[PROMPT] Whenever a line in this data holds the word "placement", report that line in full.

================

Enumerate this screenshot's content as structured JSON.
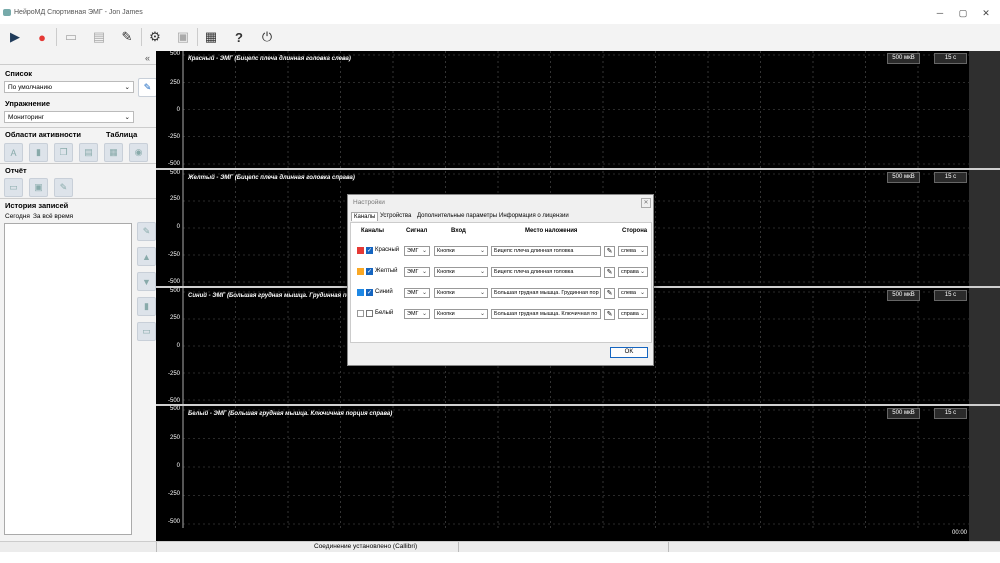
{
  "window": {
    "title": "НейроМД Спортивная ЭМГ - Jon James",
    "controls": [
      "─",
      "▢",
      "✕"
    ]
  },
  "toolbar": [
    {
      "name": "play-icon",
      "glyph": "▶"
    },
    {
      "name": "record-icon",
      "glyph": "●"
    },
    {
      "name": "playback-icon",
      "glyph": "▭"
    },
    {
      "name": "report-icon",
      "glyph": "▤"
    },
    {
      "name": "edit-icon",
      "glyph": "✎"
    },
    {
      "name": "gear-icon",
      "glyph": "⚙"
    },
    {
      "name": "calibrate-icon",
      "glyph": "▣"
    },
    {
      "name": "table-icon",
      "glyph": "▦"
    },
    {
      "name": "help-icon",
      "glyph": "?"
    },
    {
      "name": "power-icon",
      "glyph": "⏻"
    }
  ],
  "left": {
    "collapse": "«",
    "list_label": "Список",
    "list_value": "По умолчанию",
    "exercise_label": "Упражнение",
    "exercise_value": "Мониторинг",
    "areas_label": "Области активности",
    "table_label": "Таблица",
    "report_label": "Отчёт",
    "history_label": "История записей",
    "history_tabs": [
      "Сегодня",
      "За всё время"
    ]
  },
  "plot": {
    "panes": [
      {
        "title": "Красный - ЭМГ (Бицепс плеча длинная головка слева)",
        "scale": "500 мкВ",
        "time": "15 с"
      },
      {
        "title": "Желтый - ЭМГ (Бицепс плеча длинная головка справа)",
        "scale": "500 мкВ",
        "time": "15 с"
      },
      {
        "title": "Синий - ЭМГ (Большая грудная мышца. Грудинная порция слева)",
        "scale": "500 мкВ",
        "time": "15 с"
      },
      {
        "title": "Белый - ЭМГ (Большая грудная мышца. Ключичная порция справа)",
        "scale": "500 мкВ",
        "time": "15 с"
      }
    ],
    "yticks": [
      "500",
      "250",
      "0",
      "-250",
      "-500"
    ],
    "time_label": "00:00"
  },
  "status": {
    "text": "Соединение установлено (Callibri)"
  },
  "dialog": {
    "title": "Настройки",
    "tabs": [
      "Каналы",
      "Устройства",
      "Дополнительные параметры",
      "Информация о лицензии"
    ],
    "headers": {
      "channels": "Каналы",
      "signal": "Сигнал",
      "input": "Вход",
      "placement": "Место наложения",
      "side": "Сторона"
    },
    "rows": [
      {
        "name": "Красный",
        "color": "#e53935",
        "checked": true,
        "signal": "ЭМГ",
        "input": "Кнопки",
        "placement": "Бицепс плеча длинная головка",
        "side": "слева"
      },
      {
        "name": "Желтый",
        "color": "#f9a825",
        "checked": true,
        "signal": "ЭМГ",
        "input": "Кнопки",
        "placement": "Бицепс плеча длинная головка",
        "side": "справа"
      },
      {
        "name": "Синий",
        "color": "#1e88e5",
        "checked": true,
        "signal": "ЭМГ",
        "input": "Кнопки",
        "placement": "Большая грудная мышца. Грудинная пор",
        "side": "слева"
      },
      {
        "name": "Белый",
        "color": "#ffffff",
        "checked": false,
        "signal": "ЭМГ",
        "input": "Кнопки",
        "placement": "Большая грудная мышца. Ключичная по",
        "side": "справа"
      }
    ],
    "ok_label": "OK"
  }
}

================

[WRITTEN RESPONSE]
      "placement": "Место наложения",
        "placement": "Бицепс плеча длинная головка",
        "placement": "Бицепс плеча длинная головка",
        "placement": "Большая грудная мышца. Грудинная пор",
        "placement": "Большая грудная мышца. Ключичная по",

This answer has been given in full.